Eating out at a restaurant

If you have an eating plan for your diabetes this does not mean that you cannot go out to eat. Your meal at a restaurant can be part of your eating plan if you are well aware of what you need. Here you find some suggestions about how to ease the process of going to a restaurant and to stay committed to your eating plan:

Research restaurant menus

When available online check a restaurant’s menu, and ethe nutrition facts if available.

Keep portion sizes in check

Generally speaking you should eat moderately. So try to avoid big portions:Choose the smallest meal size if the restaurant offers options, for example a lunch-sized entree. Share meals with a dining partner. Request a take-home container

Consider avoiding “all you can eat” buffets. They make it difficult to resist and moderate your meal.

Make substitutions

Don’t settle for what comes with your sandwich or meal but customize it according to your needs. For example avoid French fries in favor of grilled vegetables. Do not be afraid to ask.

Watch the extras

Keep in mind that extras, bacon bits, croutons and fried chips, can sabotage diabetes nutrition goals by quickly increasing a meal’s calorie and carbohydrate count.

Even healthier additions — including fat-free salad dressing, barbecue sauce and fat-free mayonnaise — have calories. But you can enjoy small servings of these without adjusting your meal plan. Ask for them on the side to further control how much of them you eat.

Speak with the chef

Food preparation is also something to consider. Avoid breaded and fried food. Instead request that your food be:

  • Broiled
  • Roasted
  • Grilled

Don’t feel like you’re stepping out of line if you request healthier options or substitutions. You’re simply doing what it takes to stay committed to your meal plan.

Watch what you drink

Remember that calories come from drinks as well. So avoid high-calorie drinks. Instead of soda try following: diet soda, water, unsweetened iced tea, sparkling water or mineral water. Remember also that alcohol may be highly problematic. If your diabetes is under control and your doctor agrees, an occasional alcoholic drink with a meal is fine. But alcohol is rich in empty calories and can lead to diabetes complications. When choosing alcohol, choose options with fewer calories and carbohydrates such as:
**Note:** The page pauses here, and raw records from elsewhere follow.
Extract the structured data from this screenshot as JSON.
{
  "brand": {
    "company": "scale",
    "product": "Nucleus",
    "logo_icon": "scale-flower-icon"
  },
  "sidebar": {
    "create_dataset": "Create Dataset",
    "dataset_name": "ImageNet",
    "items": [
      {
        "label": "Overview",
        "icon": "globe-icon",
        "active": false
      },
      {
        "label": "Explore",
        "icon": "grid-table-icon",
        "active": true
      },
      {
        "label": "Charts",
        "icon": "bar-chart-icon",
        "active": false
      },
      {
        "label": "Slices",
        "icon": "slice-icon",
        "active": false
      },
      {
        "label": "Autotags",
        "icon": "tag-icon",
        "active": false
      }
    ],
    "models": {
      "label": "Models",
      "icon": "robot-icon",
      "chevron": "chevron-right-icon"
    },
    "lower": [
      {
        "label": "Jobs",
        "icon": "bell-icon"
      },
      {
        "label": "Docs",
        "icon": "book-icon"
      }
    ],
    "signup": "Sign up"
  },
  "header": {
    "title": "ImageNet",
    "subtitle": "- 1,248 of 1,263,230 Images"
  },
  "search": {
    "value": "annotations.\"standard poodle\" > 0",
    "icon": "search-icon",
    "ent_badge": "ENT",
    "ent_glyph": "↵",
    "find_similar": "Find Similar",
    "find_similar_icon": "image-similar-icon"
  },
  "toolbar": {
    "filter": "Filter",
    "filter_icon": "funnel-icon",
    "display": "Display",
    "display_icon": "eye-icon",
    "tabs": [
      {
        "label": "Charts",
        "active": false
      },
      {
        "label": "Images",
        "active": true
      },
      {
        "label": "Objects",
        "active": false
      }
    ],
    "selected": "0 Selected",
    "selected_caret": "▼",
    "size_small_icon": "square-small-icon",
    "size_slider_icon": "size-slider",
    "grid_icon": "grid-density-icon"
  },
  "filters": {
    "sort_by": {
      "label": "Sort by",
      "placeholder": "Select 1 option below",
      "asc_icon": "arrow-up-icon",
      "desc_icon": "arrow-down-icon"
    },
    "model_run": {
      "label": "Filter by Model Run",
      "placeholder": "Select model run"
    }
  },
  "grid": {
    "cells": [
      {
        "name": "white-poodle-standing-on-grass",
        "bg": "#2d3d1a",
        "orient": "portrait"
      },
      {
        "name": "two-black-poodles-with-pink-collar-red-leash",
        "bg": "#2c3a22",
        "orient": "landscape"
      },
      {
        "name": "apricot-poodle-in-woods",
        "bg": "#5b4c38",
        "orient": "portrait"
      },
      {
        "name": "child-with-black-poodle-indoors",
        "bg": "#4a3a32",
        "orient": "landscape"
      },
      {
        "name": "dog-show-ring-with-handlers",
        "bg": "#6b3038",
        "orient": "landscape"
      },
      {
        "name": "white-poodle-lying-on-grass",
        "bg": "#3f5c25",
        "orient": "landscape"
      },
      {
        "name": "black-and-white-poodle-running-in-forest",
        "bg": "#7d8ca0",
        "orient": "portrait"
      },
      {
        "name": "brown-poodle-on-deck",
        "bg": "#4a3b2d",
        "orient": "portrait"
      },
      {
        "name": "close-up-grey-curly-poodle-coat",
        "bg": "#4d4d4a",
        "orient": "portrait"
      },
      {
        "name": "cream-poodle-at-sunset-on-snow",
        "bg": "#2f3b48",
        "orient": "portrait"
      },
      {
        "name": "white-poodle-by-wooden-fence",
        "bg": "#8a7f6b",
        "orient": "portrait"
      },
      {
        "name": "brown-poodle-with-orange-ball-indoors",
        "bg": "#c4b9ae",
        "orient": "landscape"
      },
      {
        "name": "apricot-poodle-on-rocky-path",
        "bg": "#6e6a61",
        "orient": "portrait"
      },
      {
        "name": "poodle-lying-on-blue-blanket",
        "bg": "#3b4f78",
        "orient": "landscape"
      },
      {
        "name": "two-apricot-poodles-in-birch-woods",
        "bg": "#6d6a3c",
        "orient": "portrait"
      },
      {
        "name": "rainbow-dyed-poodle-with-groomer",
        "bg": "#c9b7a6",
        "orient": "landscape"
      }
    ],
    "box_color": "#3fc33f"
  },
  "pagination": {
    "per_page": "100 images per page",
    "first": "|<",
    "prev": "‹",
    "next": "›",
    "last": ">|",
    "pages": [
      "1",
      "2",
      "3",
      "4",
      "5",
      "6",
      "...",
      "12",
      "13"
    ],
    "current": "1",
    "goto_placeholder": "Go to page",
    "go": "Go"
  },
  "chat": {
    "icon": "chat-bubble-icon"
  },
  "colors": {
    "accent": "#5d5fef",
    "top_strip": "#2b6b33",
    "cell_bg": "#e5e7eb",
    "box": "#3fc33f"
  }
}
  • Light beer
  • Dry wines

Limit alcohol to no more than two drinks a day if you’re a man and one drink a day if you’re a woman.

Eat on time

Your meal schedule is important to maintain steady blood sugar levels — especially if you are taking medications or insulin.

If you’re eating out with others, follow these tips: Schedule the gathering at your usual mealtime.To avoid waiting for a table, make a reservation or try to avoid times when the restaurant is busiest.If you can’t avoid eating later than usual, snack on a fruit or starch serving at your usual mealtime.

Save room for dessert

Remember that dessert isn’t necessarily off-limits. Sweets count as carbohydrates in your meal plan. If you’d like dessert, compensate by reducing the amount of other carbohydrates — such as bread, tortillas, rice, milk or potatoes — in your meal.

Remember the ground rules

Whether you’re eating at home or eating out, remember the principles of diabetes nutrition. Eat a variety of healthy foods. Limit the amount of fat and salt in your diet. Keep portion sizes in check. And above all, follow the nutrition guidelines established by your doctor or registered dietitian.